A federal judge found in favor of the government in a suit brought against the Affordable Care Act by litigants claiming that the Act violates their religious freedom. U.S. District Judge Gladys Kessler ruled that the Act does not violate the Religious Freedom Restoration Act of 1993, invalidating the request of the 5 plaintiffs in the case.
Of the five plaintiffs, three were Christians who claim that the requirement to purchase health coverage transgresses their religious belief that God will heal them of any affliction. They believe that purchasing coverage conflicts their faith, by putting them in the position of having a “back up plan” to God’s will regarding their healing. The other two claimants are adherents of holistic healing philosophies, and state that their preferred methods of dealing with health issues wouldn’t be covered under the ACA anyway. The suit was brought to court on the behalf of the plaintiffs by the American Center for Law and Justice, which is a fundamentalist Christian legal group founded by Pat Robertson, a prominent television and print evangelist.
This was one of many challenges filed against President Obama’s requirement that all U.S. residents must either buy health coverage or pay a fine, which would begin to be enforced in 2014. Kessler is the third Democratically-appointed judge to throw out a challenge to the ACA, while two judges appointed by Republicans have ruled either part of or the entire ACA as unconstitutional. According to Kessler, the U.S. Supreme Court will have to ultimately finalize the issues of constitutionality.
Justice Kessler rejected the validity of the arguments, ruling that Congress does have rights to regulate spending for health care issues based on the Commerce Clause of the ACA. She also stated that the act’s mandate (that every American must have health insurance or pay a fine) is not a separate reform, and must be viewed as an essential aspect of the law. The judge commented that anyone who objects to the mandate for religious reasons has the right to pay the fine instead; all five plaintiffs verified that they would take this course of action. “Individuals like [the] plaintiffs, who allege now that they will refuse medical services in the future, may well find their way into the health care market when they face the reality of illness or injury,” she wrote in her opinion statement.
In a published reaction to this ruling, the Justice Department, which has been in charge of addressing legal challenges to the ACA, stated: “We welcome this ruling, which marks the third time a court has reviewed the Affordable Care Act on the merits and upheld it as constitutional,” via DOJ spokeswoman Tracy Schmaler. “This court found — as two others have previously — that the minimum coverage provision of the statute was a reasonable measure for Congress to take in reforming our health care system.”

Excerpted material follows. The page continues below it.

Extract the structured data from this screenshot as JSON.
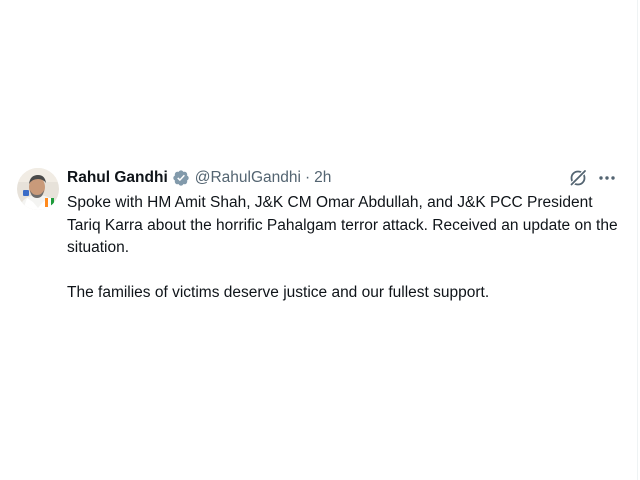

The Justice Department also pointed out that the law has now been affirmed as being constitutional by more court decisions than have been the opposition. Two previous federal judges dismissed lawsuits against the ACA’s individual mandate in 2010. Justice Henry Hudson in Virginia ruled that the mandatory insurance requirement was unconstitutional in December 2010, while Judge Roger Vinson of Florida decreed the whole health care reform package as unconstitutional in January. Judge Vinson has since amended his decision to allow for appeals.